Sometimes I worry about the effect of standardized testing on not only the teaching of writing, but what we're teaching our kids about writing as well. I fear that the fallout of a test-inspired curriculum will be a generation of kids who think that "writing" means responding to a prompt in a sterile, formulaic way, and who are deprived of the opportunity to connect the creative dots in their heads to a brand new piece of writing -- a story on a page.
And then last week, I got to co-teach a creative writing class to nine middle school kids who'd chosen -- without duress -- to spend four summer afternoons connecting those dots. Against the odds, these kids love writing. While they would have been content to curl up and write during the entire session, my co-instructor and I felt that the concept of "class" implied instruction of some sort, so we discussed the elements of a story, ways to create characters and how to write a pitch. We made character collages, went outside to soak in sensory experiences to lend credibility to their imagery and Googled things like French phrases and Star Wars memorabilia. And the kids -- a group ranging in age from 11 to 13 -- spent at least half of each class putting words on the page or the computer screen, turning creative sparks into stories on fire.
The week flew by, leaving us with less time than we'd have liked to have had on Thursday to share pitches and masterpieces. Some stories were laced with humor, others took my breath away. And every single one had at least one sentence that was an absolute gem -- a perfect crystallization of a writing concept acquired along the way that had nothing to do with the ratio of topic sentences to concrete details and commentary sentences.
There are other kids out there who give me hope for the future of writing, too. My niece, Madison, who thinks that writing -- whether using words or music -- is something to revel in. The group of teens who approached an English teacher at their high school because there was no creative writing club and they wanted to start one. The two girls in our class who didn't want to share their stories, representatives of the countless kids who keep journals or write poems that never see the light of day, yet allow them to indulge the muse, free from prompts, formulas and rubrics.

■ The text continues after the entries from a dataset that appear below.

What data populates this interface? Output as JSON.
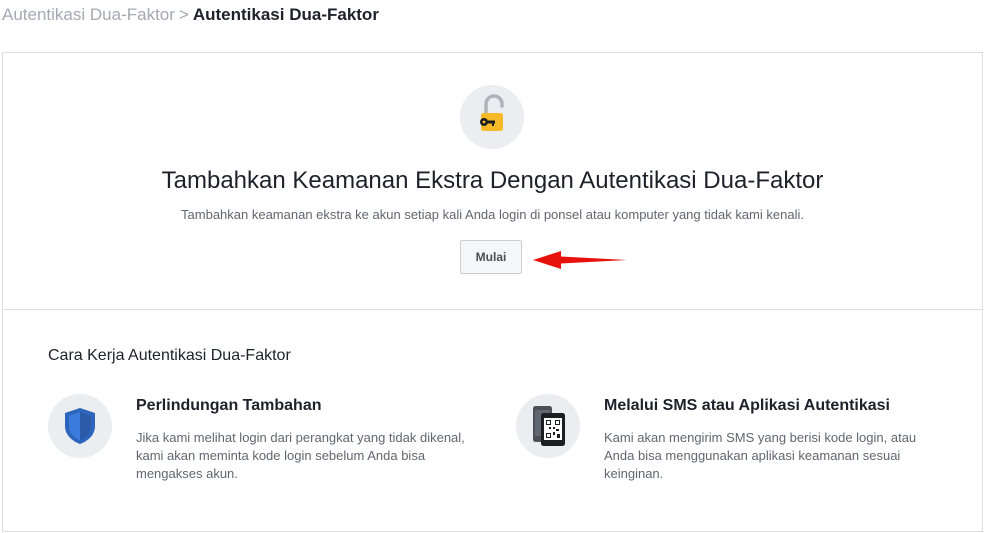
{
  "breadcrumb": {
    "parent": "Autentikasi Dua-Faktor",
    "separator": ">",
    "current": "Autentikasi Dua-Faktor"
  },
  "hero": {
    "icon": "unlocked-padlock-key-icon",
    "title": "Tambahkan Keamanan Ekstra Dengan Autentikasi Dua-Faktor",
    "subtitle": "Tambahkan keamanan ekstra ke akun setiap kali Anda login di ponsel atau komputer yang tidak kami kenali.",
    "start_label": "Mulai"
  },
  "annotation": {
    "icon": "red-arrow-pointer",
    "color": "#e8120c"
  },
  "how_it_works": {
    "title": "Cara Kerja Autentikasi Dua-Faktor",
    "features": [
      {
        "icon": "shield-icon",
        "title": "Perlindungan Tambahan",
        "description": "Jika kami melihat login dari perangkat yang tidak dikenal, kami akan meminta kode login sebelum Anda bisa mengakses akun."
      },
      {
        "icon": "phone-qr-code-icon",
        "title": "Melalui SMS atau Aplikasi Autentikasi",
        "description": "Kami akan mengirim SMS yang berisi kode login, atau Anda bisa menggunakan aplikasi keamanan sesuai keinginan."
      }
    ]
  },
  "colors": {
    "border": "#dddfe2",
    "icon_bg": "#ebedf0",
    "lock_yellow": "#f7b928",
    "shield_blue": "#2d64bc",
    "muted_text": "#606770"
  }
}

These are the kids who will write the books of the future, rendering arguments about e-books vs. print books and traditional publishing vs. self-publishing moot in the face of literature that offers escape, edification and relaxation, no matter its form. But if we don't honor their desire to do something with their words now, their loss will be ours as well. If we teach our kids how to write efficiently, but fail to honor their need to write creatively, we are asking them to turn off a shower meant to sprinkle the world with so much more than topic sentences and concrete details. I don't know about you, but I'd much rather be hit with a sprinkling of creative ideas than succession of concrete details.

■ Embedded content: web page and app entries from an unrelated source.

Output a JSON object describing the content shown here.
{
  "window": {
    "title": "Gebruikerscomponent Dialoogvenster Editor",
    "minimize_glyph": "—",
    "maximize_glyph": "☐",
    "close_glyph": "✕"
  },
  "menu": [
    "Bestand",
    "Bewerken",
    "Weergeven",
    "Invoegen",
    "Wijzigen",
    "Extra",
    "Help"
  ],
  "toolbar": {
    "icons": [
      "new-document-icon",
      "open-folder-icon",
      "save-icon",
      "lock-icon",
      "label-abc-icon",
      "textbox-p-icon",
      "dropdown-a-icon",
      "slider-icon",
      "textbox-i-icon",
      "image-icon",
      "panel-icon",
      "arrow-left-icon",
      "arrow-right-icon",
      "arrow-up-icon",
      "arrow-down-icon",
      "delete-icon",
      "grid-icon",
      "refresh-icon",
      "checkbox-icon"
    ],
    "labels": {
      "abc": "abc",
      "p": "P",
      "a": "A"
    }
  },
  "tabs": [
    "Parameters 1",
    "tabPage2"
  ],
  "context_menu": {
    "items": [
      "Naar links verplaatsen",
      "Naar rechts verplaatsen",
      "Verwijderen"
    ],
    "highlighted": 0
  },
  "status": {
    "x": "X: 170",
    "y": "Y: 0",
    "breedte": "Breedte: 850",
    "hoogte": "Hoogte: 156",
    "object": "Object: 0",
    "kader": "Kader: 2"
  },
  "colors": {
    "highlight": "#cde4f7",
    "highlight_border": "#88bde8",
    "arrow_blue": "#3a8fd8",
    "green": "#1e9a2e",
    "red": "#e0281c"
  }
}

And to my kids from last week, and my niece, and those high school kids and journal keepers and poem writers: Thanks for sprinkling my world with hope.